### What is being asked
Report every line of the records below that contains the word "form".
-=-=-=-=-
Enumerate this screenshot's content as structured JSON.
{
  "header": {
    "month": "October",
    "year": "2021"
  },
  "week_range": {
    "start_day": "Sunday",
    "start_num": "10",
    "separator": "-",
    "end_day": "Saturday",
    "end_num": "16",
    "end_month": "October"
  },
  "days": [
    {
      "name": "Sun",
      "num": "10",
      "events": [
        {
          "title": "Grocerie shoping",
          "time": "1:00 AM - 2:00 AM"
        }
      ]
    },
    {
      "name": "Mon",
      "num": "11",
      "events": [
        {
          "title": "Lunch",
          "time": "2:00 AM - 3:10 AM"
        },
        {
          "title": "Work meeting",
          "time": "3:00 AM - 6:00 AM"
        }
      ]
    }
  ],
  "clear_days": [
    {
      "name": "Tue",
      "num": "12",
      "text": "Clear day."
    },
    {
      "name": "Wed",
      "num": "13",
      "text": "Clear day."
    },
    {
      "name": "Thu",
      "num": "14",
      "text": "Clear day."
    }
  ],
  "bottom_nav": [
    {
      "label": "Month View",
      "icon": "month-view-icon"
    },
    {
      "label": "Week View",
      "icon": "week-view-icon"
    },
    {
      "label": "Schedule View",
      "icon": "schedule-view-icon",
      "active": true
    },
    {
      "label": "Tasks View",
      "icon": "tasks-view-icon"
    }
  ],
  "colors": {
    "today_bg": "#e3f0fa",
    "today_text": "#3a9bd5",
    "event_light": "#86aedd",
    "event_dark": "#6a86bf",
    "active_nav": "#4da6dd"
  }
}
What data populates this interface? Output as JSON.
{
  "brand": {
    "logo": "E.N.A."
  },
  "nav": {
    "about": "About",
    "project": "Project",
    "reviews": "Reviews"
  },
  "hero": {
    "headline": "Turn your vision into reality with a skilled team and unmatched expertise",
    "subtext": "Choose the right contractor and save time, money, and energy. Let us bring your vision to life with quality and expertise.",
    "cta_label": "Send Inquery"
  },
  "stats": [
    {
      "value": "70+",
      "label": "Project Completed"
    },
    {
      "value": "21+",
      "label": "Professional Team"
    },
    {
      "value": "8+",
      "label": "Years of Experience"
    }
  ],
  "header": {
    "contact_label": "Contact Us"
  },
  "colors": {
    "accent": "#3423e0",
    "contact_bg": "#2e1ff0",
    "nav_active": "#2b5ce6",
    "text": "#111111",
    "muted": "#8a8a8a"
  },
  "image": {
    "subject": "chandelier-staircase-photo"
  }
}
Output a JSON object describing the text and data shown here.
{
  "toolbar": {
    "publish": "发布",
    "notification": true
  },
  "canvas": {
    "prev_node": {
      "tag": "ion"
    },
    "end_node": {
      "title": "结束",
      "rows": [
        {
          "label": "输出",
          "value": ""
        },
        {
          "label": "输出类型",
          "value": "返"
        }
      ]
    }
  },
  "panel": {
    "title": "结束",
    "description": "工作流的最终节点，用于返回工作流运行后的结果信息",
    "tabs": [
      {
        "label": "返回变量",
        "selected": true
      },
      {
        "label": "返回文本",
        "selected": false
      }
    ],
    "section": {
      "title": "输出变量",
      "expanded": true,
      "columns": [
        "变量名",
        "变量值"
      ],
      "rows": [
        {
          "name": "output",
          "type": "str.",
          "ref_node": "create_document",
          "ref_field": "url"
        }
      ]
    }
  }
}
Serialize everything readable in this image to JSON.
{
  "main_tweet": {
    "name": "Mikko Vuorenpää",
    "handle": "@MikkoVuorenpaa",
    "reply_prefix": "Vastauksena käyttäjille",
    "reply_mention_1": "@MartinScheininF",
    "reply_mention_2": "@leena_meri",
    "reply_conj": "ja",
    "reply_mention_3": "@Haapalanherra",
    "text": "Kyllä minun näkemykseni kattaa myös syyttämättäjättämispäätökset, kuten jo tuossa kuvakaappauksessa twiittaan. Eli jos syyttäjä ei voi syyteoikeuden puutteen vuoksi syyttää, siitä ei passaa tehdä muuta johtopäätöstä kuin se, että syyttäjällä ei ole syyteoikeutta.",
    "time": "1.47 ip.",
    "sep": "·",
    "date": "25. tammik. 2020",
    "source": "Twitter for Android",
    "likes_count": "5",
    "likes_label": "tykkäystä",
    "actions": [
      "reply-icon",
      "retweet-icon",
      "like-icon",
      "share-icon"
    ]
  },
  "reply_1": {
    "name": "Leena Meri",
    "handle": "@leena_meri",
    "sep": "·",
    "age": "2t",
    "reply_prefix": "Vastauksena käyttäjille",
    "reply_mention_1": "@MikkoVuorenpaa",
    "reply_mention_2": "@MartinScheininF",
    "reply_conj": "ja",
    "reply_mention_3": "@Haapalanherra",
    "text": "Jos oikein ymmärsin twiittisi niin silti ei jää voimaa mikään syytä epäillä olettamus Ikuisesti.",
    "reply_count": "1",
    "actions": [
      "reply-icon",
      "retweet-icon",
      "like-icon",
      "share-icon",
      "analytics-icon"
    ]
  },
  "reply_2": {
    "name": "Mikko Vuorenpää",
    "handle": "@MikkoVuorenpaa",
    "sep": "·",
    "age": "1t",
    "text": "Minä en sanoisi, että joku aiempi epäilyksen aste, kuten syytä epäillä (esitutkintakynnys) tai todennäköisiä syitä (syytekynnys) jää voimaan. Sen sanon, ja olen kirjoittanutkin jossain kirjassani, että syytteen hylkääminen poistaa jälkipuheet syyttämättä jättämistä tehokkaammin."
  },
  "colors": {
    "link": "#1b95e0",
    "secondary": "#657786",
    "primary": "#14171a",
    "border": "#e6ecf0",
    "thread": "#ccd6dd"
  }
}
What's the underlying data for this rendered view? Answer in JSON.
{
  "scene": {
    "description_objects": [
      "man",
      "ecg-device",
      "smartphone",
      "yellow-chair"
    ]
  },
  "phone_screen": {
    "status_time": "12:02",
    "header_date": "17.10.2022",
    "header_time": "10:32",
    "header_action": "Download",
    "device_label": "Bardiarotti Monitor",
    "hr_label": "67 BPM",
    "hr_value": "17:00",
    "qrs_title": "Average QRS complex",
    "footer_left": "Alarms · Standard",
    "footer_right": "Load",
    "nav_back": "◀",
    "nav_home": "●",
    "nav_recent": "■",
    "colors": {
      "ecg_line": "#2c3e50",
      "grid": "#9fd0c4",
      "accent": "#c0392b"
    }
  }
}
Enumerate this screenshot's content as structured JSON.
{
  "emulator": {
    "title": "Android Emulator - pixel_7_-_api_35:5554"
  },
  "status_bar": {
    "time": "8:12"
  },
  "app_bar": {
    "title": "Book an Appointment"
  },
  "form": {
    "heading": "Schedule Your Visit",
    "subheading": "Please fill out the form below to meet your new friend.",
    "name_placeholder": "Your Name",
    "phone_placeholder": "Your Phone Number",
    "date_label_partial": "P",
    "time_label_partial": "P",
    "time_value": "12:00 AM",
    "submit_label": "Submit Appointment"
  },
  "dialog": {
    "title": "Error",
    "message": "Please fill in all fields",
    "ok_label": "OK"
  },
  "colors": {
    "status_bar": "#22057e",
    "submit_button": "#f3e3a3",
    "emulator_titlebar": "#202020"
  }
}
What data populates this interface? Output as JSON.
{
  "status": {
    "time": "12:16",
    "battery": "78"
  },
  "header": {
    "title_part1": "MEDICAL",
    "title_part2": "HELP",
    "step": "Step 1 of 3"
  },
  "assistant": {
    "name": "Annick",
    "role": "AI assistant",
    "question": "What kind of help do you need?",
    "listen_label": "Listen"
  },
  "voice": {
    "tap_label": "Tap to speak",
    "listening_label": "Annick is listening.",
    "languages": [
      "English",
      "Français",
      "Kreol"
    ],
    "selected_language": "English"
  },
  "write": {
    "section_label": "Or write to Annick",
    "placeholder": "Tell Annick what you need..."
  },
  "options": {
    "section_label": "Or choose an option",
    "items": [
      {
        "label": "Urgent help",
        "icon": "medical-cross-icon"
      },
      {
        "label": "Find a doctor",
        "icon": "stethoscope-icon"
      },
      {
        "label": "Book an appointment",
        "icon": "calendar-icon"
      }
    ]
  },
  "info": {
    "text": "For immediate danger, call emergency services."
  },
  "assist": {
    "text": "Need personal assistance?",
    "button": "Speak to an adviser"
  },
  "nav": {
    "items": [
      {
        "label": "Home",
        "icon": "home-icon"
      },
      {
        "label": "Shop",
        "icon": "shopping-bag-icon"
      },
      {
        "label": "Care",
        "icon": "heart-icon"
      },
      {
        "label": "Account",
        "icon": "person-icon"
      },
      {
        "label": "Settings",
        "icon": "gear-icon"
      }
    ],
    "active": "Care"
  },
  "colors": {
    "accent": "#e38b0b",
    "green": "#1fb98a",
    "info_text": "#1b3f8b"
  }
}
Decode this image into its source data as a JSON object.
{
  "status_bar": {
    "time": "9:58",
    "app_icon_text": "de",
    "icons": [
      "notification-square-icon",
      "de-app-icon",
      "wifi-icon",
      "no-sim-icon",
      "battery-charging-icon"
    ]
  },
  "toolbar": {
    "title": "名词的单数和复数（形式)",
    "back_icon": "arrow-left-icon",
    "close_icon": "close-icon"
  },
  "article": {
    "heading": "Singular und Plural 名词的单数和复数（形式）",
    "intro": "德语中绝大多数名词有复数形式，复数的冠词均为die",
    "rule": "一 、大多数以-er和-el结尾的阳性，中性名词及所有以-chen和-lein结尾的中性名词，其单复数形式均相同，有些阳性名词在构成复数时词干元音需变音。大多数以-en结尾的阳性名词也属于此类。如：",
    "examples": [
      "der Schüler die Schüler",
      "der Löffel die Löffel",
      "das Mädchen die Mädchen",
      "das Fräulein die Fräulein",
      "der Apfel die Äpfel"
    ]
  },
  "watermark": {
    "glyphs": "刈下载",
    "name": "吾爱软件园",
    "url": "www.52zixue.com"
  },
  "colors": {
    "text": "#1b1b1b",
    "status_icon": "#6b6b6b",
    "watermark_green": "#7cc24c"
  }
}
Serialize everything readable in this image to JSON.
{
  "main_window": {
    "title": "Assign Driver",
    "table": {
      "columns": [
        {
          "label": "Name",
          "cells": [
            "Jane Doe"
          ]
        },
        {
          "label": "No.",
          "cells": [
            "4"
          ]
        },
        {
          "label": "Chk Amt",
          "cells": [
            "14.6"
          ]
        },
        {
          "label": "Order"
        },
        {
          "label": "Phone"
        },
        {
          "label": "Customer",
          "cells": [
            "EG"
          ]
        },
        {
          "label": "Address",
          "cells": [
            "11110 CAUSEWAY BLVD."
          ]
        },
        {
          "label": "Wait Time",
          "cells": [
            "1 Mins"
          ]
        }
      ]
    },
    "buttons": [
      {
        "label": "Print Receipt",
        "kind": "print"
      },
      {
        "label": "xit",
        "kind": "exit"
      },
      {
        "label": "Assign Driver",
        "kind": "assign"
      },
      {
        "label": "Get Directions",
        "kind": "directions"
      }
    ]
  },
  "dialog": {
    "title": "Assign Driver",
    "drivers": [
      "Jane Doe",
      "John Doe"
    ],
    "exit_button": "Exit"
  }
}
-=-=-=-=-
### Reply to the task
  "form": {
    "subheading": "Please fill out the form below to meet your new friend.",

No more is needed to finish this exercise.